EXERCISE DATA >>
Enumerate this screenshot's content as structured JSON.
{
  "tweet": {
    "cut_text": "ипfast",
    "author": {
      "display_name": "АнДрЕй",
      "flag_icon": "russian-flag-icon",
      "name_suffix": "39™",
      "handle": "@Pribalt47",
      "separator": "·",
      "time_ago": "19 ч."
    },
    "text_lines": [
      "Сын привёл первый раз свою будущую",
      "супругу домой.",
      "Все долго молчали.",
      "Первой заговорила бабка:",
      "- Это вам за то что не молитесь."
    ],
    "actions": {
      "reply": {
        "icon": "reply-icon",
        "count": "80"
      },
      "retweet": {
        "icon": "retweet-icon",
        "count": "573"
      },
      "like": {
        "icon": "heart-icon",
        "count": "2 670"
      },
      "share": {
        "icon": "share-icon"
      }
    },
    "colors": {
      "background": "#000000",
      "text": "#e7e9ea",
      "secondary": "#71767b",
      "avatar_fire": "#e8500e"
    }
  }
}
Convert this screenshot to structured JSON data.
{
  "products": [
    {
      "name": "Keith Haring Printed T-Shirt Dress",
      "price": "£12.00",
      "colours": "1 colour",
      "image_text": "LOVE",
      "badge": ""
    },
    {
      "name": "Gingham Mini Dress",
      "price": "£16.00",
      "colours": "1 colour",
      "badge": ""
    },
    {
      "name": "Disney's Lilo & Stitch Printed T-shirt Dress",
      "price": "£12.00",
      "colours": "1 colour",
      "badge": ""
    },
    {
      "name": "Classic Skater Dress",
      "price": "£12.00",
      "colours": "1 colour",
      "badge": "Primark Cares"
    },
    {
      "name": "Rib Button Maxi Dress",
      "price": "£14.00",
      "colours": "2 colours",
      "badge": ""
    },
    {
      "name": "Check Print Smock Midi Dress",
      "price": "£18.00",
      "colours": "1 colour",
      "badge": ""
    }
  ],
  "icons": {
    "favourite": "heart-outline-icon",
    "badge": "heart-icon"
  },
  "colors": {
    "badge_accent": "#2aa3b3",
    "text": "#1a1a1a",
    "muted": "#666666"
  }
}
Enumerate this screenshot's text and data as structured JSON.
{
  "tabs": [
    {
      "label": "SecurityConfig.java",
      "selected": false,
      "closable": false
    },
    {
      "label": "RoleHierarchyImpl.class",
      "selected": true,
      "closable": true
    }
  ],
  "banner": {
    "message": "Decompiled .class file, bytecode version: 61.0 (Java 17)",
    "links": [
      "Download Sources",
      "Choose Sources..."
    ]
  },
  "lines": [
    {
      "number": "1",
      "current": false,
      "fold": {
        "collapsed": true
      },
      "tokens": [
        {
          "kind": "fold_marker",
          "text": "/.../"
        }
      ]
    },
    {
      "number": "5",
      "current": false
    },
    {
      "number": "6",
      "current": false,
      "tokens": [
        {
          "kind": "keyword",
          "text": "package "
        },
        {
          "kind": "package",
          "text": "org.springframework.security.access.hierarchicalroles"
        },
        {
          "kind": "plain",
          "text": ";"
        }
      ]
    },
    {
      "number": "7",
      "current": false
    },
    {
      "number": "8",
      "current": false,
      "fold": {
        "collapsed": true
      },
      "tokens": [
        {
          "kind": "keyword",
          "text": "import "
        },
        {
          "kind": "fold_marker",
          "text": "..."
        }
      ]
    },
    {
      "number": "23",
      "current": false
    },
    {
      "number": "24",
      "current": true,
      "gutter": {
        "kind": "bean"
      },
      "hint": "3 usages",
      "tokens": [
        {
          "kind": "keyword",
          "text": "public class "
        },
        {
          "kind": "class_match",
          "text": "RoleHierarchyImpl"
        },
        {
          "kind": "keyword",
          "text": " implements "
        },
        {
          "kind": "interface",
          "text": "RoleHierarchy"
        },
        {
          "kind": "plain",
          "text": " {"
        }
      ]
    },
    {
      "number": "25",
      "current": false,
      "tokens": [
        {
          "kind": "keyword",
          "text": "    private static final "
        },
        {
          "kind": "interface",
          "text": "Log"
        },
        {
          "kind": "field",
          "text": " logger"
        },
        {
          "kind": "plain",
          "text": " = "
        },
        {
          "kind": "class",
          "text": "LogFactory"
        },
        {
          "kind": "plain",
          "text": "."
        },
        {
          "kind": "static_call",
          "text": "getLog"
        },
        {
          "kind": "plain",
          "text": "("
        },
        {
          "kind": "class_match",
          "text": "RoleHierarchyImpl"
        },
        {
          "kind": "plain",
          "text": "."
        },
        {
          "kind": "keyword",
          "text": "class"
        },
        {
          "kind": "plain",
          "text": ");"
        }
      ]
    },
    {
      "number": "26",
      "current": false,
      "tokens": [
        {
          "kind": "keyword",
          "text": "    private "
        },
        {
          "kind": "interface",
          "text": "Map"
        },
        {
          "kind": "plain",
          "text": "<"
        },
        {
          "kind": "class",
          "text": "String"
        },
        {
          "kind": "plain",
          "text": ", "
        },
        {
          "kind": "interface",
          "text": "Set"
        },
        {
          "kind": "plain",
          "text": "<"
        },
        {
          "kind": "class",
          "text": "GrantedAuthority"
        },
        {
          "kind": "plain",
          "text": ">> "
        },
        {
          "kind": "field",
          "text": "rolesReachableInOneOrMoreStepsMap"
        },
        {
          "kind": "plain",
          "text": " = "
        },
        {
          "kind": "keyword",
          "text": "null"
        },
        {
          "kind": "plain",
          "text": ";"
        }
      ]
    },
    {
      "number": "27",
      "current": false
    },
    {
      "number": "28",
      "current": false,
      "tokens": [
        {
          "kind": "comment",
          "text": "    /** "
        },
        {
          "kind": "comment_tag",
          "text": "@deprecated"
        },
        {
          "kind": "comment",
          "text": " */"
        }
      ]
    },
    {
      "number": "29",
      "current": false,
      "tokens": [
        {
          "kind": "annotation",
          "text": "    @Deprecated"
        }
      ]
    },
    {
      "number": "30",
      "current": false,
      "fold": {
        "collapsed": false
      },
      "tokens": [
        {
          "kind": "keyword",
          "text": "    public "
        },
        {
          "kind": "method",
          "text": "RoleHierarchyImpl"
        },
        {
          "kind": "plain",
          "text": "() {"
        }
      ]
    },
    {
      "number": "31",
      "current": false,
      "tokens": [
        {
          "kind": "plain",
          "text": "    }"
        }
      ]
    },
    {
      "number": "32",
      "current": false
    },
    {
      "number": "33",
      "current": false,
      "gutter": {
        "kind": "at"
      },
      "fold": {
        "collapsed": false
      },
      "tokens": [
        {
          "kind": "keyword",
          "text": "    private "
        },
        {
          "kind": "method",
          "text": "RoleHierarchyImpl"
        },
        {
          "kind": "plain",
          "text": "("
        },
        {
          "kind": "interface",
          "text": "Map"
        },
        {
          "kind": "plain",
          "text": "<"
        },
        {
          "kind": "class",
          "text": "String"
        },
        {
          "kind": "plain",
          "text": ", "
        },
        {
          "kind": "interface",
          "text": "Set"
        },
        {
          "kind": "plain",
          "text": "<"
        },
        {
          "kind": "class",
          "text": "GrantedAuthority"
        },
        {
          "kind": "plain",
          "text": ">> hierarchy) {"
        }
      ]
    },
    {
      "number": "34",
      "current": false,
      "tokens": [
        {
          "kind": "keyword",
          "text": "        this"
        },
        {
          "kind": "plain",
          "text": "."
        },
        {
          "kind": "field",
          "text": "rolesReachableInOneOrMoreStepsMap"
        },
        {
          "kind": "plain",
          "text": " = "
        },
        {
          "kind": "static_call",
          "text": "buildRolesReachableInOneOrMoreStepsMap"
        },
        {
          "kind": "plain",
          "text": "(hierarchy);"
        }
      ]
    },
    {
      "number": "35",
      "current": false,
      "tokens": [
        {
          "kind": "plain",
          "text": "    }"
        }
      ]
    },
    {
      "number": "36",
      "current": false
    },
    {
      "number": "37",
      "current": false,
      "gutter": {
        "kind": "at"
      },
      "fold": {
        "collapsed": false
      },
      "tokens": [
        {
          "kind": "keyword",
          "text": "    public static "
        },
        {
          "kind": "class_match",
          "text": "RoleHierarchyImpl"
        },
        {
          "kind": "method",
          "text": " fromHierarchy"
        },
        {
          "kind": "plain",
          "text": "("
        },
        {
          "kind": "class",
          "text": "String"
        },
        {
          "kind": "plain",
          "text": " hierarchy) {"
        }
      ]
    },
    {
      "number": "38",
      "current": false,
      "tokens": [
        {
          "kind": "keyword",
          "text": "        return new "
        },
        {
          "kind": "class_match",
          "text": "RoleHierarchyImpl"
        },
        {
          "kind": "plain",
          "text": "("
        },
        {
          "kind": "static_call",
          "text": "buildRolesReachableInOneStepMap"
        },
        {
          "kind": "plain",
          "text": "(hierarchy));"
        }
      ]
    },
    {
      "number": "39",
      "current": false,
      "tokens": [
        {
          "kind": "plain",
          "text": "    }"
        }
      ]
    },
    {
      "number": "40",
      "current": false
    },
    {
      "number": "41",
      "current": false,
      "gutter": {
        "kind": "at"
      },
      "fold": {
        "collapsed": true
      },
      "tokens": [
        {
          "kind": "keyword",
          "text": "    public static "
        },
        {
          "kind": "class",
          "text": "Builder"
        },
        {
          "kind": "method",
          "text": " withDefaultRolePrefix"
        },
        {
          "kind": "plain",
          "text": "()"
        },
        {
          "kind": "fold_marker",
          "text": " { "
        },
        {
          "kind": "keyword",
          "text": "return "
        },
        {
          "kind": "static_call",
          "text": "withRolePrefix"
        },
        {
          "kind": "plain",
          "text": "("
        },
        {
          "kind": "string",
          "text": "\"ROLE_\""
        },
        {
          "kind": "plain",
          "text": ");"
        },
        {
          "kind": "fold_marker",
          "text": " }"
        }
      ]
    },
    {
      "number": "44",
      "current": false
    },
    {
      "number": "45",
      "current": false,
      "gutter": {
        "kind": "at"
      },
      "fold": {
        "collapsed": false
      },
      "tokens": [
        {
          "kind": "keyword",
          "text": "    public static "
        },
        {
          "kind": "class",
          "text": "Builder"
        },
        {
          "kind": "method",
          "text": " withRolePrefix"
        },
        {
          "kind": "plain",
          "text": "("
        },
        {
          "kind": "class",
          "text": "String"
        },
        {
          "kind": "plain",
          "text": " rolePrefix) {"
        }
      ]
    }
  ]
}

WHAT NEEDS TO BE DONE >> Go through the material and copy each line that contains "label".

ANSWER SECTION >>
      "label": "SecurityConfig.java",
      "label": "RoleHierarchyImpl.class",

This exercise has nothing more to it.